Task brief >> Only the pictures are to be omitted; everything else in the listing must be reproduced exactly.

Exercise inputs >>
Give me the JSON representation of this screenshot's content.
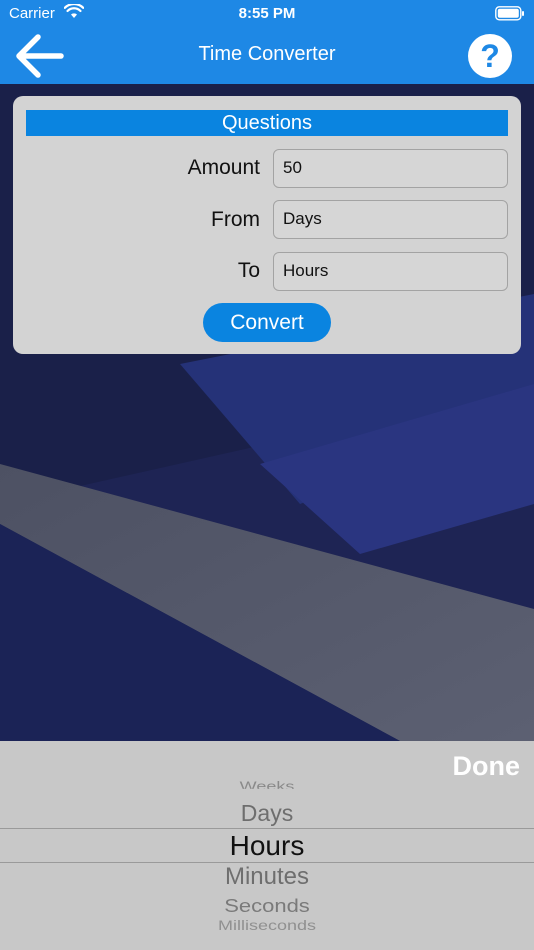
{
  "status": {
    "carrier": "Carrier",
    "time": "8:55 PM"
  },
  "nav": {
    "title": "Time Converter",
    "help_symbol": "?"
  },
  "card": {
    "header": "Questions",
    "amount_label": "Amount",
    "amount_value": "50",
    "from_label": "From",
    "from_value": "Days",
    "to_label": "To",
    "to_value": "Hours",
    "convert_label": "Convert"
  },
  "picker": {
    "done_label": "Done",
    "items": [
      "Weeks",
      "Days",
      "Hours",
      "Minutes",
      "Seconds",
      "Milliseconds"
    ],
    "selected": "Hours"
  },
  "colors": {
    "header": "#1e88e5",
    "accent": "#0a84e0",
    "card": "#d3d3d3",
    "picker": "#c8c8c8"
  }
}
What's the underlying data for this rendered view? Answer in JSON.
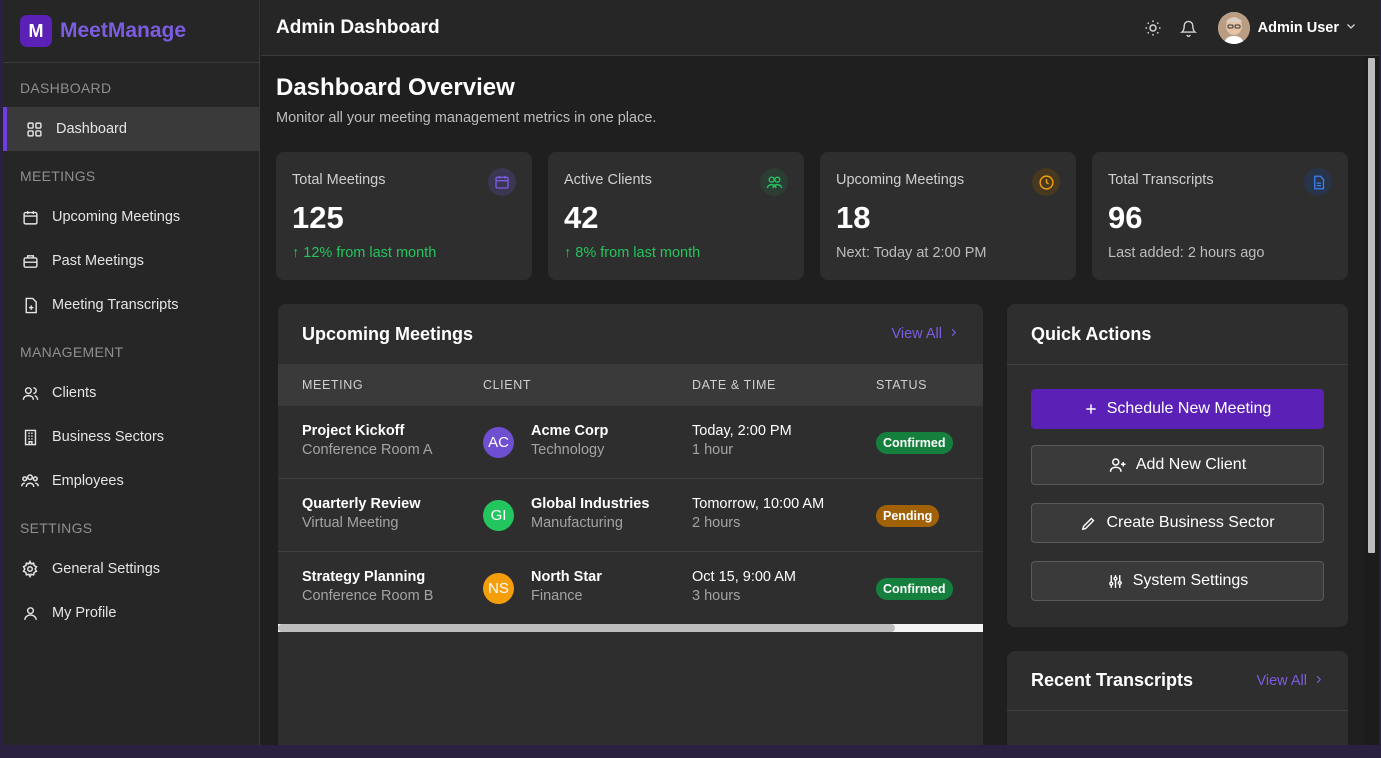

Output for this task >>
Give me the JSON representation of this screenshot's content.
{
  "status": {
    "carrier": "Carrier",
    "time": "8:55 PM"
  },
  "nav": {
    "title": "Time Converter",
    "help_symbol": "?"
  },
  "card": {
    "header": "Questions",
    "amount_label": "Amount",
    "amount_value": "50",
    "from_label": "From",
    "from_value": "Days",
    "to_label": "To",
    "to_value": "Hours",
    "convert_label": "Convert"
  },
  "picker": {
    "done_label": "Done",
    "items": [
      "Weeks",
      "Days",
      "Hours",
      "Minutes",
      "Seconds",
      "Milliseconds"
    ],
    "selected": "Hours"
  },
  "colors": {
    "header": "#1e88e5",
    "accent": "#0a84e0",
    "card": "#d3d3d3",
    "picker": "#c8c8c8"
  }
}
What's the underlying data for this rendered view? Answer in JSON.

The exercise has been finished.